---------- DATA SUPPLIED

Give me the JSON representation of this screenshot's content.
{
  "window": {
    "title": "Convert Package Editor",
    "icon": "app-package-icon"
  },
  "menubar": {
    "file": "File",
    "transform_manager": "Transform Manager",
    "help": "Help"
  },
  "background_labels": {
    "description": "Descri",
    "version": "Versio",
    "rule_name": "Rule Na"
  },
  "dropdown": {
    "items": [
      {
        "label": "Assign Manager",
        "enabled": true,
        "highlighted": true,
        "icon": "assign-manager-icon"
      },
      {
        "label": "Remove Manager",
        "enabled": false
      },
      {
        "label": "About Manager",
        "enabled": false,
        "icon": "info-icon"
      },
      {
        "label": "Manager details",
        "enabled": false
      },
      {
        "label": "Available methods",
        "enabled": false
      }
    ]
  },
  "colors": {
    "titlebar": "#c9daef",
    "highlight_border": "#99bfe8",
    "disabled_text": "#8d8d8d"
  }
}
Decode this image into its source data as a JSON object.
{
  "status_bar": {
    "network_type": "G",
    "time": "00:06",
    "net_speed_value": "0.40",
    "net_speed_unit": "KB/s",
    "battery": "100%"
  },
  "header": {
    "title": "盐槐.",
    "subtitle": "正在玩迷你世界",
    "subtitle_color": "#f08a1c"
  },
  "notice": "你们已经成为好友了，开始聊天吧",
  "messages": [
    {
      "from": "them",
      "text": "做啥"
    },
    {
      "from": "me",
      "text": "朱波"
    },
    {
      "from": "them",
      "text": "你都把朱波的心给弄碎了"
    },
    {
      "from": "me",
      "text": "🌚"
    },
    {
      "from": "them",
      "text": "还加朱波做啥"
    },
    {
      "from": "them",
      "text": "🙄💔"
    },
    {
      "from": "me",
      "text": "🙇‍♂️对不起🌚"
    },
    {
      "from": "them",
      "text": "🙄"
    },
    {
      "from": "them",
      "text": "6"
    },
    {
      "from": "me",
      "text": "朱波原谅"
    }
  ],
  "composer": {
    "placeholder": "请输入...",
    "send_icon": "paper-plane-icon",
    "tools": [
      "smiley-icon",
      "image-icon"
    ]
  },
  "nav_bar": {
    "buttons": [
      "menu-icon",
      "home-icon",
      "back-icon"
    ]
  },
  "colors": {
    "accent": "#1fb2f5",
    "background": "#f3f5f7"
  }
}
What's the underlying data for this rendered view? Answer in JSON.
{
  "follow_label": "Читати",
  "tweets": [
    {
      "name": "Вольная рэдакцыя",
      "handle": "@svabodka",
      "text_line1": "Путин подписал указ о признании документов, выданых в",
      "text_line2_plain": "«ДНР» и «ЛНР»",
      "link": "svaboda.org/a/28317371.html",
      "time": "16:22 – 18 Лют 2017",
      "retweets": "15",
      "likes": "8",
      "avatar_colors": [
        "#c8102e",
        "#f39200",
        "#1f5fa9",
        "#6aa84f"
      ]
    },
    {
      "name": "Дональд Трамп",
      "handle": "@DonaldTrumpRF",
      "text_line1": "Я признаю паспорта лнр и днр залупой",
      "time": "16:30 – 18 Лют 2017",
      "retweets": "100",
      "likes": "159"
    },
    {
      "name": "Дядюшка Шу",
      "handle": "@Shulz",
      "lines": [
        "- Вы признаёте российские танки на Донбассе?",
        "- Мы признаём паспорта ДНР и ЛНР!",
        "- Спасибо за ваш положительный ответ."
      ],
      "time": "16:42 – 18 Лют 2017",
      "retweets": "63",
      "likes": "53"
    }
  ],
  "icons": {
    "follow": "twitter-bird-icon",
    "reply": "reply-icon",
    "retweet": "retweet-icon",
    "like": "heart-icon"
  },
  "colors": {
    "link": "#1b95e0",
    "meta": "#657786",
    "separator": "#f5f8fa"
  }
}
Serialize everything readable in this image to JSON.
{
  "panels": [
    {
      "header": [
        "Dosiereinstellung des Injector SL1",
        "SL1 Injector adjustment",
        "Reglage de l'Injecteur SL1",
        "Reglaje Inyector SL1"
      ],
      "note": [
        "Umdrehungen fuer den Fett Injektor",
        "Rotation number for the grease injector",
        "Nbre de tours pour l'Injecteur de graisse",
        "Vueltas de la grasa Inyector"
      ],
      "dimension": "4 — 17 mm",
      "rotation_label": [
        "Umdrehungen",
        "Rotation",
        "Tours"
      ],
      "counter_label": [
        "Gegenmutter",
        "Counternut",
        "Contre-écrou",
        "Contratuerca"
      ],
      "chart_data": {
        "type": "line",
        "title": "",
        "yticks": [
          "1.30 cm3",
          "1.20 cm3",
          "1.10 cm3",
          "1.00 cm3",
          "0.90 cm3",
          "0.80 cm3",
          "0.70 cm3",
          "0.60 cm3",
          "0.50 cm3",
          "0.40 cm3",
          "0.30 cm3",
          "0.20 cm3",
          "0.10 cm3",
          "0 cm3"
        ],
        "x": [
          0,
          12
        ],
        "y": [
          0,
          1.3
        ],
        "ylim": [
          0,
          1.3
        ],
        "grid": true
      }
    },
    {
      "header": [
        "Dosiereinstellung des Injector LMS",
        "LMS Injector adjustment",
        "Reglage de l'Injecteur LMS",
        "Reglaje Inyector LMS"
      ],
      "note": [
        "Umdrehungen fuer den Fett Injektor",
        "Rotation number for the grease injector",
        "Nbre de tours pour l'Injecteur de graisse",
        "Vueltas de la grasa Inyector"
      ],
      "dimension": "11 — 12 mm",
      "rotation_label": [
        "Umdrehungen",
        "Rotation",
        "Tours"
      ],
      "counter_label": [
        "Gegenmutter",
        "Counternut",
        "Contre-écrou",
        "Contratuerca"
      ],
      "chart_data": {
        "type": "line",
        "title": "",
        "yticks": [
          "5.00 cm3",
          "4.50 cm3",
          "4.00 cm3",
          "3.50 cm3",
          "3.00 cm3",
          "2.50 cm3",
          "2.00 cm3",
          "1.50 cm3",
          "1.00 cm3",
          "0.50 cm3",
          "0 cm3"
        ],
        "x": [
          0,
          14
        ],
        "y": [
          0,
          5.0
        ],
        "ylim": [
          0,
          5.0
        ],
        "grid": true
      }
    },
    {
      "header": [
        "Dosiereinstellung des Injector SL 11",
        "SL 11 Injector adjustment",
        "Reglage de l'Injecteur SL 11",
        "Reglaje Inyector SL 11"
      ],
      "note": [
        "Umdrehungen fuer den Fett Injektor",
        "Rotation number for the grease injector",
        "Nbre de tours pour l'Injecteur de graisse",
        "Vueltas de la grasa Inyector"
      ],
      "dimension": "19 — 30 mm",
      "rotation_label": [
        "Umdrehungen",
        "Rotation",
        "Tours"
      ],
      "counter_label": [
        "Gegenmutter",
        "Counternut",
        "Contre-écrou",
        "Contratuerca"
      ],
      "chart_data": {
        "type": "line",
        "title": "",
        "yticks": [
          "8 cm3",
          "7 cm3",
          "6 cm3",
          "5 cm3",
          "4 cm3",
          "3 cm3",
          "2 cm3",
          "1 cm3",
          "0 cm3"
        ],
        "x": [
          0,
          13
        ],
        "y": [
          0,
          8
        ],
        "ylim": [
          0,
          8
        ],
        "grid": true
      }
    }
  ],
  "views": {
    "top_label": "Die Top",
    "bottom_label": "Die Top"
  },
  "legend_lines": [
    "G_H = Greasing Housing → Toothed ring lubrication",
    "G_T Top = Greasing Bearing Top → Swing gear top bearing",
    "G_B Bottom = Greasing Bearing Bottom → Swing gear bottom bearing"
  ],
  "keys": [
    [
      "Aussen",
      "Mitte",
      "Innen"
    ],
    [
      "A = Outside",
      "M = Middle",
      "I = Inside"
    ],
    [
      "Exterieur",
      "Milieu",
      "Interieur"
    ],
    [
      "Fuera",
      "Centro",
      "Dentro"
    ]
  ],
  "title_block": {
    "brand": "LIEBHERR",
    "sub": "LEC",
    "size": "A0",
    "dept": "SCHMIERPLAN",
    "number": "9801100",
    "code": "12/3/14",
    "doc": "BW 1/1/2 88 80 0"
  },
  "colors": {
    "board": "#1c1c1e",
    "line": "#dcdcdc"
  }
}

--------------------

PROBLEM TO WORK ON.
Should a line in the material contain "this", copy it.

OUTPUT OF THE TASK.
Give me the JSON representation of this screenshot's content.
Decode this image into its source data as a JSON object.
What's the underlying data for this rendered view? Answer in JSON.
Serialize everything readable in this image to JSON.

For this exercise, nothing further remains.